═══ DATA PROVIDED

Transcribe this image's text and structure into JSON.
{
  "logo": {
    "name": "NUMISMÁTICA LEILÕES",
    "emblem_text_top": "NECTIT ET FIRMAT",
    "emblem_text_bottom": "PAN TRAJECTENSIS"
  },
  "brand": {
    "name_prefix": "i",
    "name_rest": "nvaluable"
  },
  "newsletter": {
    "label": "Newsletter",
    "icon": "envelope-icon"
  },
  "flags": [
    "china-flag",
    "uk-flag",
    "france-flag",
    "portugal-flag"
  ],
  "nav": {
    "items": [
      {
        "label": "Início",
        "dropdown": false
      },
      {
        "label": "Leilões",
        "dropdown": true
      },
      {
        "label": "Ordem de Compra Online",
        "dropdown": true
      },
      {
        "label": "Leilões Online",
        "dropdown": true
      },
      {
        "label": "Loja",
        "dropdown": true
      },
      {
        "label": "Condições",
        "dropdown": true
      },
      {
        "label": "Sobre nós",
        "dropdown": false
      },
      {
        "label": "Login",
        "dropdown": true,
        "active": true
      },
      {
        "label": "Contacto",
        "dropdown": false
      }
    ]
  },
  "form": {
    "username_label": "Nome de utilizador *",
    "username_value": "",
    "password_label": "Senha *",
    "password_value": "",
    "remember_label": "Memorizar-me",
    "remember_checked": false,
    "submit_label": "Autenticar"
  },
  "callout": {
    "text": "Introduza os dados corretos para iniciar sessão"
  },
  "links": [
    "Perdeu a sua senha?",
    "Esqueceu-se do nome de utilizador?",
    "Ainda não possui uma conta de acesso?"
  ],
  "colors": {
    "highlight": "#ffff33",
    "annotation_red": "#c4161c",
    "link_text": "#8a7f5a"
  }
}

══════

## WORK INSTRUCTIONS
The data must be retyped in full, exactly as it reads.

## REPLY TO THE TASK
Transcribe this image's text and structure into JSON.
{
  "logo": {
    "name": "NUMISMÁTICA LEILÕES",
    "emblem_text_top": "NECTIT ET FIRMAT",
    "emblem_text_bottom": "PAN TRAJECTENSIS"
  },
  "brand": {
    "name_prefix": "i",
    "name_rest": "nvaluable"
  },
  "newsletter": {
    "label": "Newsletter",
    "icon": "envelope-icon"
  },
  "flags": [
    "china-flag",
    "uk-flag",
    "france-flag",
    "portugal-flag"
  ],
  "nav": {
    "items": [
      {
        "label": "Início",
        "dropdown": false
      },
      {
        "label": "Leilões",
        "dropdown": true
      },
      {
        "label": "Ordem de Compra Online",
        "dropdown": true
      },
      {
        "label": "Leilões Online",
        "dropdown": true
      },
      {
        "label": "Loja",
        "dropdown": true
      },
      {
        "label": "Condições",
        "dropdown": true
      },
      {
        "label": "Sobre nós",
        "dropdown": false
      },
      {
        "label": "Login",
        "dropdown": true,
        "active": true
      },
      {
        "label": "Contacto",
        "dropdown": false
      }
    ]
  },
  "form": {
    "username_label": "Nome de utilizador *",
    "username_value": "",
    "password_label": "Senha *",
    "password_value": "",
    "remember_label": "Memorizar-me",
    "remember_checked": false,
    "submit_label": "Autenticar"
  },
  "callout": {
    "text": "Introduza os dados corretos para iniciar sessão"
  },
  "links": [
    "Perdeu a sua senha?",
    "Esqueceu-se do nome de utilizador?",
    "Ainda não possui uma conta de acesso?"
  ],
  "colors": {
    "highlight": "#ffff33",
    "annotation_red": "#c4161c",
    "link_text": "#8a7f5a"
  }
}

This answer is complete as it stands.